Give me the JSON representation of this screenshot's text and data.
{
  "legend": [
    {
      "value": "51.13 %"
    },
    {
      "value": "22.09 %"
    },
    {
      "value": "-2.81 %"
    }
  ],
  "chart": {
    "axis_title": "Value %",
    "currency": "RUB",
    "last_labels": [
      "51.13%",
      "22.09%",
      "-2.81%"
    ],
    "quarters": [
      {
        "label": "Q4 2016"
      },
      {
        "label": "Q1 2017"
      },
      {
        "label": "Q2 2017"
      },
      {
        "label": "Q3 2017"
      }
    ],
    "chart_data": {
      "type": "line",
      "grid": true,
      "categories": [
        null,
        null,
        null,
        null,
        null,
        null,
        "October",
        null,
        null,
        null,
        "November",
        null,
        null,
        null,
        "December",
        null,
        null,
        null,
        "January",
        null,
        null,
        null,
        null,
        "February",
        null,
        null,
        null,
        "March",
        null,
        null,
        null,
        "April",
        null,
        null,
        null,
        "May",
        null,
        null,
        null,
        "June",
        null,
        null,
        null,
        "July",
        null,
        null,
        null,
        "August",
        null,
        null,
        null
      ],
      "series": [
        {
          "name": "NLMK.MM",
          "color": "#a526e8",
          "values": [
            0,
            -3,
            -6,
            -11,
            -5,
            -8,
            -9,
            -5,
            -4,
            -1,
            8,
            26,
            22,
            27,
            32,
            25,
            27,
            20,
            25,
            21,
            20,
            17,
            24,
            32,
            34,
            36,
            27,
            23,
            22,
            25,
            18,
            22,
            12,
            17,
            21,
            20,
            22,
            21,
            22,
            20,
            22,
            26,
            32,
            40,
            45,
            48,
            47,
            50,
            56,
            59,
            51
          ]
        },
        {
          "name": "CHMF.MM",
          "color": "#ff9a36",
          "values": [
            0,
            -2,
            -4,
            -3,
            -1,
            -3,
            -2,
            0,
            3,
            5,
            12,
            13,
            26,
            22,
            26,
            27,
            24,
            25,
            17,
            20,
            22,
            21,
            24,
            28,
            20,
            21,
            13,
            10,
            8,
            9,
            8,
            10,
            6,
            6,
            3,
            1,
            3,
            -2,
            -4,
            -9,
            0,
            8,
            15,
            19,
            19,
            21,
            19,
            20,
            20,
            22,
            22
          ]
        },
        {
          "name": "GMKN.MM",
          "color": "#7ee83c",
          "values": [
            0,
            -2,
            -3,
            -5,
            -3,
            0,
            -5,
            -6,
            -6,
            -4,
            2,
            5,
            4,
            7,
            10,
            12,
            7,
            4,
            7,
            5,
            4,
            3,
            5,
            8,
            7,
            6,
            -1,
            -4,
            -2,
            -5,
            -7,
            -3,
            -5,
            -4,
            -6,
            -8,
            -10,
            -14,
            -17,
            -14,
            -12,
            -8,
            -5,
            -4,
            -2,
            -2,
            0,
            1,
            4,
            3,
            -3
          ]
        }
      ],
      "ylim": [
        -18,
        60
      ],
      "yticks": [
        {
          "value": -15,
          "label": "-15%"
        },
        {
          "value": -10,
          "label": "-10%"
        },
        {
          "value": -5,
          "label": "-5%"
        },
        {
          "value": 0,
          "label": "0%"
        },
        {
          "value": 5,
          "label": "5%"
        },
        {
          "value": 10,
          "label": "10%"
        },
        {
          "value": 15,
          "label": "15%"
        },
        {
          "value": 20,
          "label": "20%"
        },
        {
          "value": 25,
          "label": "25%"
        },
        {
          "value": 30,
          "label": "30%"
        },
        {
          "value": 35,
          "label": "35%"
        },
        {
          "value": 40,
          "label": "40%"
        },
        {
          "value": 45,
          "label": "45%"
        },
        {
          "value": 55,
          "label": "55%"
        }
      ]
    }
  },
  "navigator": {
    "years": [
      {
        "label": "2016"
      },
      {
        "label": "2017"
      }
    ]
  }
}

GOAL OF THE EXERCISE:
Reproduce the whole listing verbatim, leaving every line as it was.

RESPONSE TO THIS TASK:
Give me the JSON representation of this screenshot's text and data.
{
  "legend": [
    {
      "value": "51.13 %"
    },
    {
      "value": "22.09 %"
    },
    {
      "value": "-2.81 %"
    }
  ],
  "chart": {
    "axis_title": "Value %",
    "currency": "RUB",
    "last_labels": [
      "51.13%",
      "22.09%",
      "-2.81%"
    ],
    "quarters": [
      {
        "label": "Q4 2016"
      },
      {
        "label": "Q1 2017"
      },
      {
        "label": "Q2 2017"
      },
      {
        "label": "Q3 2017"
      }
    ],
    "chart_data": {
      "type": "line",
      "grid": true,
      "categories": [
        null,
        null,
        null,
        null,
        null,
        null,
        "October",
        null,
        null,
        null,
        "November",
        null,
        null,
        null,
        "December",
        null,
        null,
        null,
        "January",
        null,
        null,
        null,
        null,
        "February",
        null,
        null,
        null,
        "March",
        null,
        null,
        null,
        "April",
        null,
        null,
        null,
        "May",
        null,
        null,
        null,
        "June",
        null,
        null,
        null,
        "July",
        null,
        null,
        null,
        "August",
        null,
        null,
        null
      ],
      "series": [
        {
          "name": "NLMK.MM",
          "color": "#a526e8",
          "values": [
            0,
            -3,
            -6,
            -11,
            -5,
            -8,
            -9,
            -5,
            -4,
            -1,
            8,
            26,
            22,
            27,
            32,
            25,
            27,
            20,
            25,
            21,
            20,
            17,
            24,
            32,
            34,
            36,
            27,
            23,
            22,
            25,
            18,
            22,
            12,
            17,
            21,
            20,
            22,
            21,
            22,
            20,
            22,
            26,
            32,
            40,
            45,
            48,
            47,
            50,
            56,
            59,
            51
          ]
        },
        {
          "name": "CHMF.MM",
          "color": "#ff9a36",
          "values": [
            0,
            -2,
            -4,
            -3,
            -1,
            -3,
            -2,
            0,
            3,
            5,
            12,
            13,
            26,
            22,
            26,
            27,
            24,
            25,
            17,
            20,
            22,
            21,
            24,
            28,
            20,
            21,
            13,
            10,
            8,
            9,
            8,
            10,
            6,
            6,
            3,
            1,
            3,
            -2,
            -4,
            -9,
            0,
            8,
            15,
            19,
            19,
            21,
            19,
            20,
            20,
            22,
            22
          ]
        },
        {
          "name": "GMKN.MM",
          "color": "#7ee83c",
          "values": [
            0,
            -2,
            -3,
            -5,
            -3,
            0,
            -5,
            -6,
            -6,
            -4,
            2,
            5,
            4,
            7,
            10,
            12,
            7,
            4,
            7,
            5,
            4,
            3,
            5,
            8,
            7,
            6,
            -1,
            -4,
            -2,
            -5,
            -7,
            -3,
            -5,
            -4,
            -6,
            -8,
            -10,
            -14,
            -17,
            -14,
            -12,
            -8,
            -5,
            -4,
            -2,
            -2,
            0,
            1,
            4,
            3,
            -3
          ]
        }
      ],
      "ylim": [
        -18,
        60
      ],
      "yticks": [
        {
          "value": -15,
          "label": "-15%"
        },
        {
          "value": -10,
          "label": "-10%"
        },
        {
          "value": -5,
          "label": "-5%"
        },
        {
          "value": 0,
          "label": "0%"
        },
        {
          "value": 5,
          "label": "5%"
        },
        {
          "value": 10,
          "label": "10%"
        },
        {
          "value": 15,
          "label": "15%"
        },
        {
          "value": 20,
          "label": "20%"
        },
        {
          "value": 25,
          "label": "25%"
        },
        {
          "value": 30,
          "label": "30%"
        },
        {
          "value": 35,
          "label": "35%"
        },
        {
          "value": 40,
          "label": "40%"
        },
        {
          "value": 45,
          "label": "45%"
        },
        {
          "value": 55,
          "label": "55%"
        }
      ]
    }
  },
  "navigator": {
    "years": [
      {
        "label": "2016"
      },
      {
        "label": "2017"
      }
    ]
  }
}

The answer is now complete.